--- Task ---
Extract the records in full, leaving every picture out.
= Beginning of Section =
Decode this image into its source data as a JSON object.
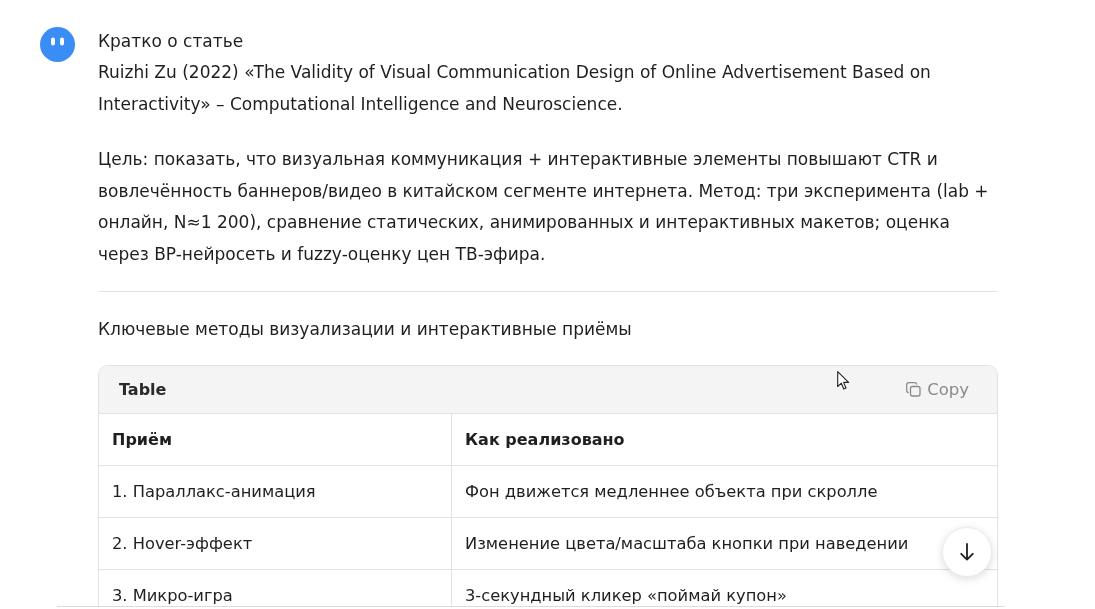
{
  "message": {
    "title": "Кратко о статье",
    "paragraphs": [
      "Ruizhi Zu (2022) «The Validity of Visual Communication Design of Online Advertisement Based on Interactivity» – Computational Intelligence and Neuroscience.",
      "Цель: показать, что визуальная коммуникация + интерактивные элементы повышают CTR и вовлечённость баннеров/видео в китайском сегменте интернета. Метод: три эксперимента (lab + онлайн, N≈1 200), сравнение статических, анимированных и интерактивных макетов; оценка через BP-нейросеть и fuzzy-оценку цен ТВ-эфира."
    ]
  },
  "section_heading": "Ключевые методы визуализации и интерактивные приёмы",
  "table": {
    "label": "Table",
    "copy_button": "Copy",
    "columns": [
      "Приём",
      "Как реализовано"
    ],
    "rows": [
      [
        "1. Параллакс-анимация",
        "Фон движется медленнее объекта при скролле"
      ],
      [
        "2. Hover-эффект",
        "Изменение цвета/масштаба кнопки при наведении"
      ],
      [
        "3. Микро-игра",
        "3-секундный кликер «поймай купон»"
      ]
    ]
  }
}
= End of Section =
--- Result below ---
Decode this image into its source data as a JSON object.
{
  "message": {
    "title": "Кратко о статье",
    "paragraphs": [
      "Ruizhi Zu (2022) «The Validity of Visual Communication Design of Online Advertisement Based on Interactivity» – Computational Intelligence and Neuroscience.",
      "Цель: показать, что визуальная коммуникация + интерактивные элементы повышают CTR и вовлечённость баннеров/видео в китайском сегменте интернета. Метод: три эксперимента (lab + онлайн, N≈1 200), сравнение статических, анимированных и интерактивных макетов; оценка через BP-нейросеть и fuzzy-оценку цен ТВ-эфира."
    ]
  },
  "section_heading": "Ключевые методы визуализации и интерактивные приёмы",
  "table": {
    "label": "Table",
    "copy_button": "Copy",
    "columns": [
      "Приём",
      "Как реализовано"
    ],
    "rows": [
      [
        "1. Параллакс-анимация",
        "Фон движется медленнее объекта при скролле"
      ],
      [
        "2. Hover-эффект",
        "Изменение цвета/масштаба кнопки при наведении"
      ],
      [
        "3. Микро-игра",
        "3-секундный кликер «поймай купон»"
      ]
    ]
  }
}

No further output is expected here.